Neonatal atrial flutter: significant early morbidity and excellent long-term prognosis.

F. A. Casey, B. W. McCrindle, R. M. Hamilton, R. M. Gow

Research output: Contribution to journalArticlepeer-review

72 Citations (Scopus)
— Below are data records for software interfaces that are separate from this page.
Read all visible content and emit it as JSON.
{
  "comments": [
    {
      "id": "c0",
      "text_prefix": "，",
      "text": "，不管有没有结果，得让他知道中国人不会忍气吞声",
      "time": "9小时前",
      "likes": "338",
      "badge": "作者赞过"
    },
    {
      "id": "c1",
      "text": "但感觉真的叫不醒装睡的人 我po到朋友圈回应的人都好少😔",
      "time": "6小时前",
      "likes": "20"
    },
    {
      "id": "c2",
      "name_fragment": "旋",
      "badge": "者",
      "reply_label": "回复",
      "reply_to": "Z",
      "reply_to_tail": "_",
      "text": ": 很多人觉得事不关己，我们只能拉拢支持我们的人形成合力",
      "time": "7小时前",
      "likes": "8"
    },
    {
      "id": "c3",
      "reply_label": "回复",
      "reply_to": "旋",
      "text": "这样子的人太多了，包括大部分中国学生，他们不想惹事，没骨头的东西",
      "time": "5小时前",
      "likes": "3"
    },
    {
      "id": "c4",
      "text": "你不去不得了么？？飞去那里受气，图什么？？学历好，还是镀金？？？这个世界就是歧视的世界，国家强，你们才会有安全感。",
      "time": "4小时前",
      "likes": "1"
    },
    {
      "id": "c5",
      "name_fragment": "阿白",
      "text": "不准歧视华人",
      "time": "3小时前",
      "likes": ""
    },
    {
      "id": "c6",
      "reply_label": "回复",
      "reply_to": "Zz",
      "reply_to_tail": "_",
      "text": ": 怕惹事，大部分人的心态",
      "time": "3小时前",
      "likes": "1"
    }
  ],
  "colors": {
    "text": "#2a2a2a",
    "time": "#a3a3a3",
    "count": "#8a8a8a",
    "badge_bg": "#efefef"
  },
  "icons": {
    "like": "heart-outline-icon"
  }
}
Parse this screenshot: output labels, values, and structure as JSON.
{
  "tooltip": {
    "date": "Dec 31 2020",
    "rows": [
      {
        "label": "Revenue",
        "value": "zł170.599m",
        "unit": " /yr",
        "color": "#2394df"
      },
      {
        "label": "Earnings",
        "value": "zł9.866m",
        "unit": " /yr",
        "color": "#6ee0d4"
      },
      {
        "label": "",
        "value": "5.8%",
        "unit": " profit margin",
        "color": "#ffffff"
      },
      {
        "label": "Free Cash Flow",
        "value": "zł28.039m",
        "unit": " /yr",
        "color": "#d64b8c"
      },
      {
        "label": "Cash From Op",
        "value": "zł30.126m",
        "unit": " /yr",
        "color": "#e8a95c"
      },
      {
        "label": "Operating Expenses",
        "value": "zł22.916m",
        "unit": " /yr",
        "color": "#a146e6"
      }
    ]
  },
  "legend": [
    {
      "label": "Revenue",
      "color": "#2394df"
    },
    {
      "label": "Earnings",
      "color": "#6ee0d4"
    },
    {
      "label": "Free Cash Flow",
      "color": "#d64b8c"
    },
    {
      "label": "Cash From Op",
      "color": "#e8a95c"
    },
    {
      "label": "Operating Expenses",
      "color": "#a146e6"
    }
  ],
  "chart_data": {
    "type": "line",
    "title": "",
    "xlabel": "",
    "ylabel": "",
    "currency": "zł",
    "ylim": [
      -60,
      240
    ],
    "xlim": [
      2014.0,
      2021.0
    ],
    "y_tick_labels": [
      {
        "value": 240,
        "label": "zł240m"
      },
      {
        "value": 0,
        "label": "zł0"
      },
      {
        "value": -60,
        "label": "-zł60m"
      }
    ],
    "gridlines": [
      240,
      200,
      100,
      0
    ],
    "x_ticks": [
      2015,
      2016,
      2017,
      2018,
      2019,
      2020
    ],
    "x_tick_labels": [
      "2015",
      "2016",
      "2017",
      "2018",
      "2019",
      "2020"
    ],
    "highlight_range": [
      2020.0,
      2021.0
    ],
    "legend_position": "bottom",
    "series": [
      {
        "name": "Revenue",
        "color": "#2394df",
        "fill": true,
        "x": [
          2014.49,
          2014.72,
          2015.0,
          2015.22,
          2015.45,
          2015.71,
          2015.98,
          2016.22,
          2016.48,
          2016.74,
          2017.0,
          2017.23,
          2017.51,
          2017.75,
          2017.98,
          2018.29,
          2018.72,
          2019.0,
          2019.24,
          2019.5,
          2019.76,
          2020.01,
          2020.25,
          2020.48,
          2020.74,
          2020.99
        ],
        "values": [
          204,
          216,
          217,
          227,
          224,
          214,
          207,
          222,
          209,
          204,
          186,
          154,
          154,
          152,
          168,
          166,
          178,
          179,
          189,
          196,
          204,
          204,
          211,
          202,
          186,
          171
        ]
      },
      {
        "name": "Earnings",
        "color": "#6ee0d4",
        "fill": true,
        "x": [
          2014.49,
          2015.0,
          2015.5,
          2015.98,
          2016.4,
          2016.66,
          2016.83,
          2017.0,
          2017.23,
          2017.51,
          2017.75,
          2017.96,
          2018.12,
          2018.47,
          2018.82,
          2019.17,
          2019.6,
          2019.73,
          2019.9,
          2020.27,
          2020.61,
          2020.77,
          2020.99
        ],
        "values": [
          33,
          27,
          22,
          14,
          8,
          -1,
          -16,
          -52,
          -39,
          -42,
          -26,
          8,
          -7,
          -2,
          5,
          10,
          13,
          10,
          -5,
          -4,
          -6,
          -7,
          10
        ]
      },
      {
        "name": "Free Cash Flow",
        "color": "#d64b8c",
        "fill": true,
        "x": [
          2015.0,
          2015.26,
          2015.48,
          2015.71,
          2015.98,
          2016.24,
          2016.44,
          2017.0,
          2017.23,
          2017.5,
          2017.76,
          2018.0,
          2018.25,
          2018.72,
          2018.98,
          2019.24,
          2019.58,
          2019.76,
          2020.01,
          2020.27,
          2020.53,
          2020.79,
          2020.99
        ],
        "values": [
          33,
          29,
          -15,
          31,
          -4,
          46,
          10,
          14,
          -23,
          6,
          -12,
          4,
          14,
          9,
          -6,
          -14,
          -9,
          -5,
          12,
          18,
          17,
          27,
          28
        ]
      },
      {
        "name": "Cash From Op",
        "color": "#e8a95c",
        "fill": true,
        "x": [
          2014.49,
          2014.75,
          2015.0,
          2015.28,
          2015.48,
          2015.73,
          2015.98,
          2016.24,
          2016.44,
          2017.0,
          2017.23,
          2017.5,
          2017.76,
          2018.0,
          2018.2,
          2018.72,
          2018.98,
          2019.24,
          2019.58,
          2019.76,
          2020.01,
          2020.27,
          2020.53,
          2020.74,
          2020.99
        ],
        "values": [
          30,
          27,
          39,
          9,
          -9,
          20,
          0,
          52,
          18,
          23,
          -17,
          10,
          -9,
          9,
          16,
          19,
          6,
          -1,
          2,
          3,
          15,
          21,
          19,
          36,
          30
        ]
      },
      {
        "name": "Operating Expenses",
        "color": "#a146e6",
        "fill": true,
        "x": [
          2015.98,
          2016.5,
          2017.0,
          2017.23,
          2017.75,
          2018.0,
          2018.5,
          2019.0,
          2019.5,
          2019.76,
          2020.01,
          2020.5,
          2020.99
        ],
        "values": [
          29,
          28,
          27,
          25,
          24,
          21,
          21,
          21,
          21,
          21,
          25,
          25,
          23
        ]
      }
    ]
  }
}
Twenty-five neonates (16 boys and 9 girls) who had atrial flutter were identified. Diagnosis was made on or before the first day of life in 18 (72%). Heart failure were present in 9 patients, and hydrops fetalis was present in another 5. Atrial and ventricular rates did not differ between symptomatic and asymptomatic patients. Atrioventricular conduction was variable in 16 patients, and documented 1:1 conduction occurred in 5. Digoxin was the initial drug therapy given to 21 patients, with 7 reverting to sinus rhythm. Electrical cardioversion (pacing or synchronized shock) was attempted in 13 of the 14 cases in which digoxin was not successful and was attempted as the first treatment in 3 cases. Sustained sinus rhythm was achieved in 9. Two infants died of complications from prematurity but without having been successfully converted to sinus rhythm. No patient had atrial flutter during long-term follow-up (median 23 months). Neonatal atrial flutter has significant morbidity but an excellent long-term prognosis.

Original languageEnglish
Pages (from-to)302-306
Number of pages5
JournalAmerican Heart Journal
Issue number3
Publication statusPublished (in print/issue) - 1 Mar 1997


Dive into the research topics of 'Neonatal atrial flutter: significant early morbidity and excellent long-term prognosis.'. Together they form a unique fingerprint.

Cite this